English National Ballet is changing: Tamara Rojo, as Artistic Director, has brought a new focus on building technique while developing younger talent. At Saturday night’s performance of The Sleeping Beauty in Oxford I noticed consistently sharper footwork and technical accuracy, although I felt that some of the cast were so concerned with precision that at times they risked becoming almost static. I was impressed by their control and stability but thought that they sometimes held their backs too rigidly upright, and that there is a need now to acquire a greater flow of movement.

I liked Shiori Kase’s Bluebird Princess very much (no lack of fluidity in her performance!) although the Bluebird himself (Laurent Liotardo) needed more strength and stamina. Some of the Fairy variations were lovely, particularly the Songbird Fairy (again, Shiori Kase), who had terrific speed and crisp changes of direction.  Glurdjidze as Aurora was excellent: she is a restrained and poised princess, beautifully on balance, with charming and easy unsupported pirouettes. Her cool and remote manner showed her at her best in the Vision scene, but she also generated a real frisson of excitement in the audience as she made her entrance in the First Act.
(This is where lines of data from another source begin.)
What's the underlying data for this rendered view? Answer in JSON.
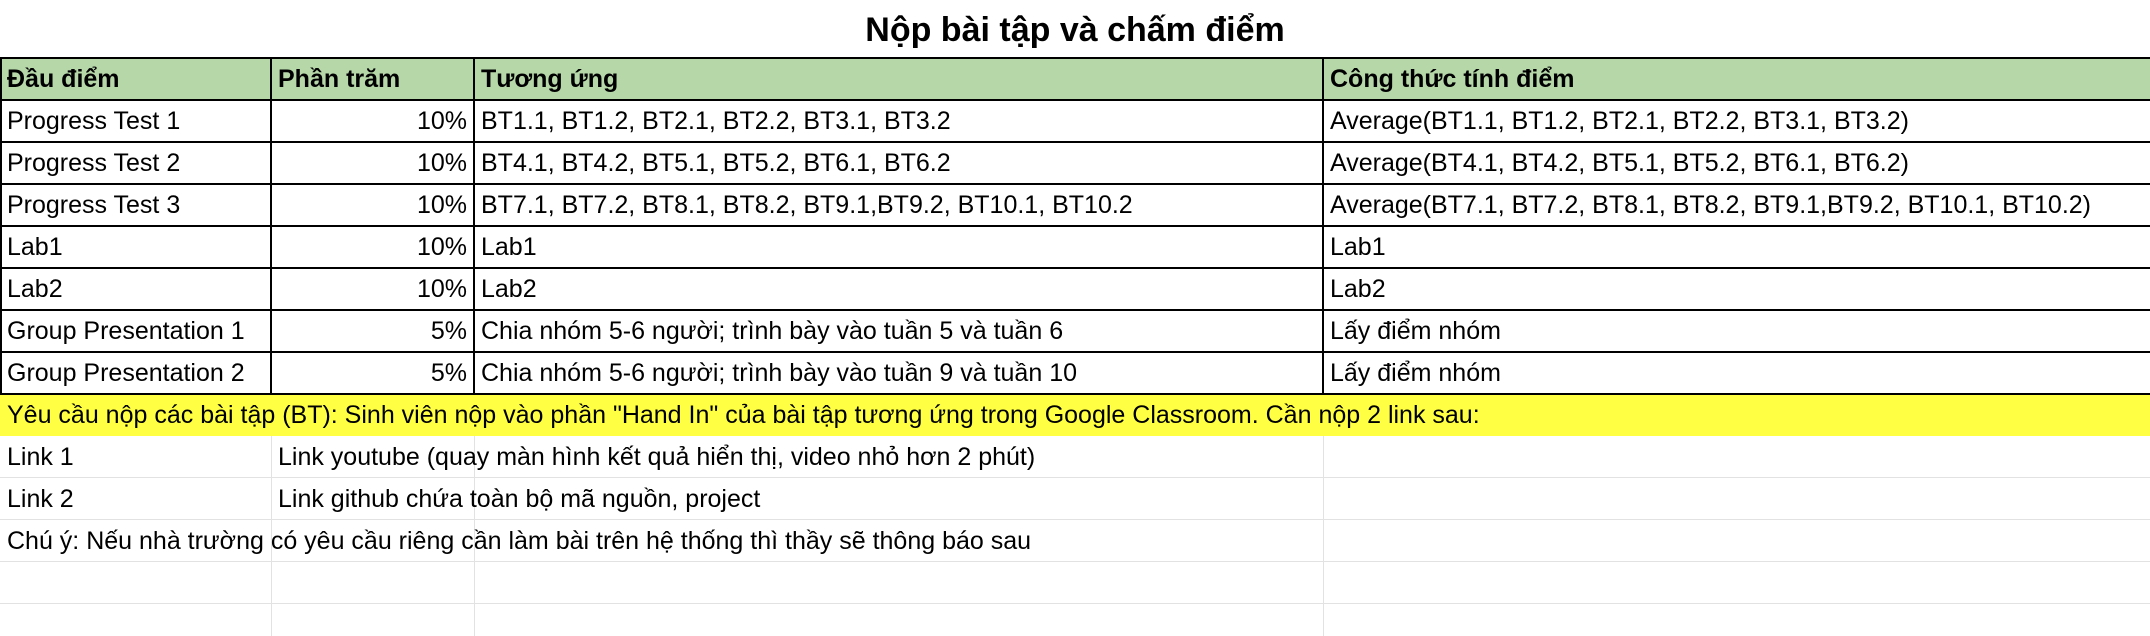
{
  "title": "Nộp bài tập và chấm điểm",
  "header": {
    "col1": "Đầu điểm",
    "col2": "Phần trăm",
    "col3": "Tương ứng",
    "col4": "Công thức tính điểm"
  },
  "rows": [
    {
      "name": "Progress Test 1",
      "percent": "10%",
      "items": "BT1.1, BT1.2, BT2.1, BT2.2, BT3.1, BT3.2",
      "formula": "Average(BT1.1, BT1.2, BT2.1, BT2.2, BT3.1, BT3.2)"
    },
    {
      "name": "Progress Test 2",
      "percent": "10%",
      "items": "BT4.1, BT4.2, BT5.1, BT5.2, BT6.1, BT6.2",
      "formula": "Average(BT4.1, BT4.2, BT5.1, BT5.2, BT6.1, BT6.2)"
    },
    {
      "name": "Progress Test 3",
      "percent": "10%",
      "items": "BT7.1, BT7.2, BT8.1, BT8.2, BT9.1,BT9.2, BT10.1, BT10.2",
      "formula": "Average(BT7.1, BT7.2, BT8.1, BT8.2, BT9.1,BT9.2, BT10.1, BT10.2)"
    },
    {
      "name": "Lab1",
      "percent": "10%",
      "items": "Lab1",
      "formula": "Lab1"
    },
    {
      "name": "Lab2",
      "percent": "10%",
      "items": "Lab2",
      "formula": "Lab2"
    },
    {
      "name": "Group Presentation 1",
      "percent": "5%",
      "items": "Chia nhóm 5-6 người; trình bày vào tuần 5 và tuần 6",
      "formula": "Lấy điểm nhóm"
    },
    {
      "name": "Group Presentation 2",
      "percent": "5%",
      "items": "Chia nhóm 5-6 người; trình bày vào tuần 9 và tuần 10",
      "formula": "Lấy điểm nhóm"
    }
  ],
  "notice": "Yêu cầu nộp các bài tập (BT): Sinh viên nộp vào phần \"Hand In\" của bài tập tương ứng trong Google Classroom. Cần nộp 2 link sau:",
  "links": [
    {
      "label": "Link 1",
      "desc": "Link youtube (quay màn hình kết quả hiển thị, video nhỏ hơn 2 phút)"
    },
    {
      "label": "Link 2",
      "desc": "Link github chứa toàn bộ mã nguồn, project"
    }
  ],
  "note": "Chú ý: Nếu nhà trường có yêu cầu riêng cần làm bài trên hệ thống thì thầy sẽ thông báo sau",
  "colors": {
    "header_bg": "#b6d7a8",
    "notice_bg": "#ffff44"
  }
}
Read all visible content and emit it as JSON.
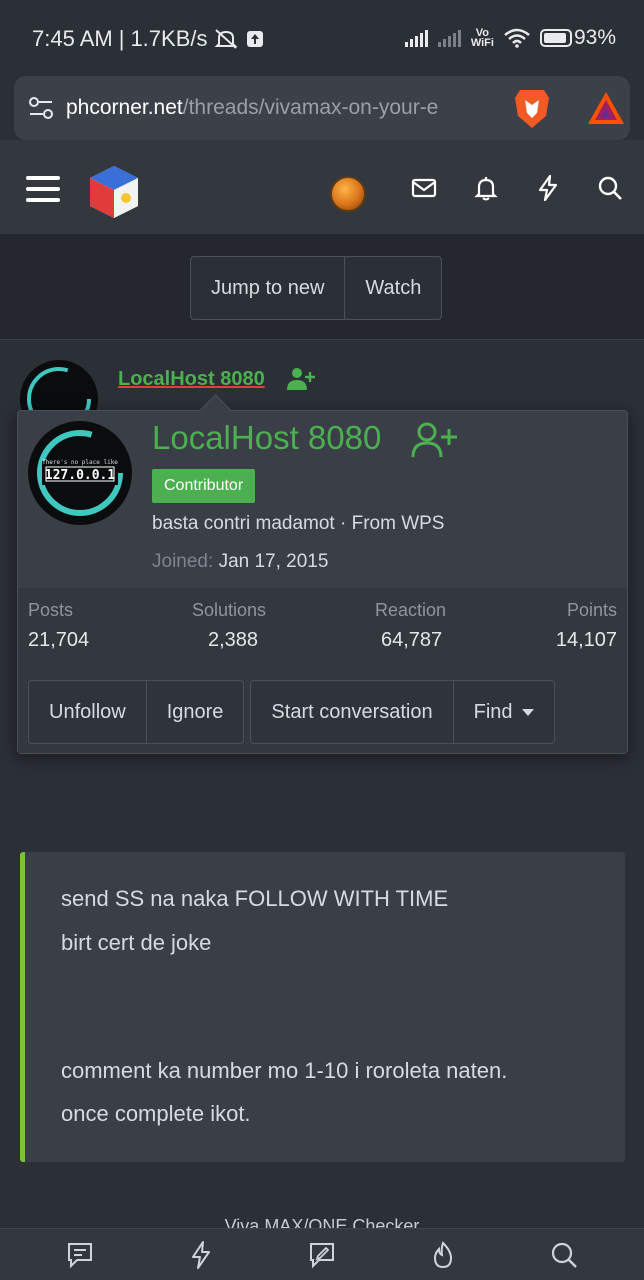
{
  "status_bar": {
    "time": "7:45 AM",
    "speed": "1.7KB/s",
    "vo": "Vo",
    "wifi_text": "WiFi",
    "battery": "93%"
  },
  "browser": {
    "url_host": "phcorner.net",
    "url_path": "/threads/vivamax-on-your-e"
  },
  "toolbar": {
    "jump_to_new": "Jump to new",
    "watch": "Watch"
  },
  "post_header": {
    "author": "LocalHost 8080"
  },
  "member_card": {
    "name": "LocalHost 8080",
    "badge": "Contributor",
    "title": "basta contri madamot · From WPS",
    "joined_label": "Joined:",
    "joined_value": "Jan 17, 2015",
    "avatar_text": "127.0.0.1",
    "avatar_small_text": "There's no place like",
    "stats": [
      {
        "label": "Posts",
        "value": "21,704"
      },
      {
        "label": "Solutions",
        "value": "2,388"
      },
      {
        "label": "Reaction",
        "value": "64,787"
      },
      {
        "label": "Points",
        "value": "14,107"
      }
    ],
    "actions": {
      "unfollow": "Unfollow",
      "ignore": "Ignore",
      "start_conversation": "Start conversation",
      "find": "Find"
    }
  },
  "post_body": {
    "line1": "send SS na naka FOLLOW WITH TIME",
    "line2": "birt cert de joke",
    "line3": "comment ka number mo 1-10 i roroleta naten.",
    "line4": "once complete ikot."
  },
  "footer_peek": "Viva MAX/ONE Checker",
  "colors": {
    "accent_green": "#4caf50",
    "quote_bar": "#7cc13e",
    "background": "#2b2f36"
  }
}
It is very encouraging to see new talented dancers coming up through the ranks are being given a chance to dance important roles. Alison McWhinney, one of the competitors in the Emerging Dancer Competition, gave the Lilac Fairy remarkable stage presence and authority, although she still needs to develop more strength, and also more confidence in her pirouettes.

ENB is the only major English classical ballet company regularly to visit Oxford. It is inevitable that for box office reasons they will probably focus on the classics that sell so well, but I hope that under their new direction they will bring us novelty by continuing to push forward artistically and technically, and by introducing us to exciting new dancers.

Maggie Watson

1 March 2013